A Disaster Waiting to Happen DPT by Becca
Type of Spiritual Experience
A description of the experience
A Disaster Waiting to Happen
Citation: Becca. "A Disaster Waiting to Happen: An Experience with DPT (ID 30677)". Erowid.org. Jan 16, 2007. erowid.org/exp/30677
|DOSE:||25 mg||insufflated||DPT||(powder / crystals)|
|BODY WEIGHT:||130 lb|
My experience with the psychedelic DPT is not one I would want to remember. My boyfriend and I and one other friend took this horrible drug one night, and it led to disaster. (Names have been changed)

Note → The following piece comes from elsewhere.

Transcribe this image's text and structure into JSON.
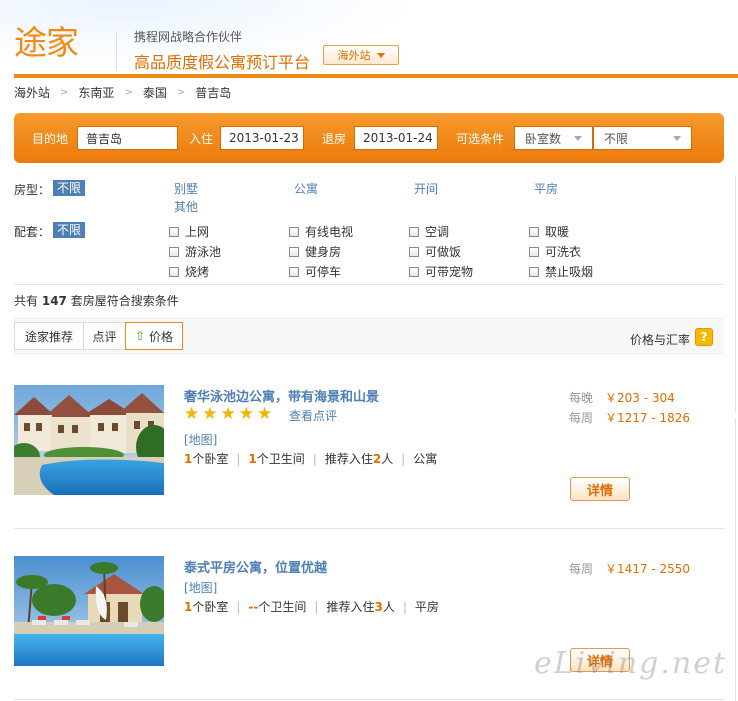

My friend, Ben, and my boyfriend David both were intrigued by the drug and by the amazingly psychological and hallucinigenic trip it induced at small dosages when taken nasally. They decided to double their dose to 40 mg that night, despite my warnings. At first, everything seemed to be going well. I was feeling a bit different, but I was not actually 'tripping' yet because I had taken only 25 mg. Ben was overwhelmed by his hallucinations. He smiled like a maniac, his eyes open wide as if he were seeing unimaginable things.
Suddenly, he stood up and a horrible look crept on his face. he dropped his pants right there and began to cry that he had 'cut his ding-dong off'. We were able to calm him down, but although it was amusing, I had an unsettling feeling about myself as well as David and Ben.
Meanwhile, the DPT I had snorted had begun to take effect. I was seeing visuals left and right, most of them were color distortions and morphing. It was intense, but I seemed to be handling it well, so I wasn't worried. David, on the other hand, had been thrown offguard when Ben started to freak out. He was begging us to take him to the hospital. He complained about his heart, and although it was beating abnormally fast, I kept assuring him he would be okay.
Everything seemed to calm down after that. I found my trip to be intensely psychological, which I don't much like, with much less visuals than I had expected. I left the room for two seconds, and when I heard the commotion I ran back in to see Ben, seizuring and spazzing out on the floor with three guys holding him down. His eyes were still wide open, but his expression was that of pure terror, as if he were seeing some really awful hallucinations. Within seconds, his eyes rolled into the back of his head and he began to froth at the mouth as he continued to seizure violently. Trying to remain calm, I kept my composure as we dialed 911 and held Ben down so he would not hit his head.
In a drug-induced panic, I left and returned to my college dorm, hysterically crying the whole way. It is hard to put into words what I was feeling then, it was like 20 emotions all at once, with severe undertones of terror. The world moved and swirled around me, and I could not see straight. Soon, the police and EMTs tracked me down and insisted I go to the hospital, because my heart rate was dangerously high and I was in a state of panicked shock. I was taken to a different hospital, but from what I heard the EMTs saying, David and Ben were in a lot of serious danger.
After I returned home from the hospital, I talked to David, who told me what happened. Ben was insane and convulsing in the ambulance all the way to the hospital, rambling about crazy things and screaming at things that weren't there.
I think I would have been fine if I had been in the right environment. But as David and I found out, DPT and panic do not mix. Either of us could have had a heart-attack, because both of us have in the past, but if Ben hadn't lost it, we might not be in as much trouble as we are now.
|Exp Year: 2003||ExpID: 30677|
|Age at time of experience: Not Given|
|Published: Jan 16, 2007||Views: 8,629|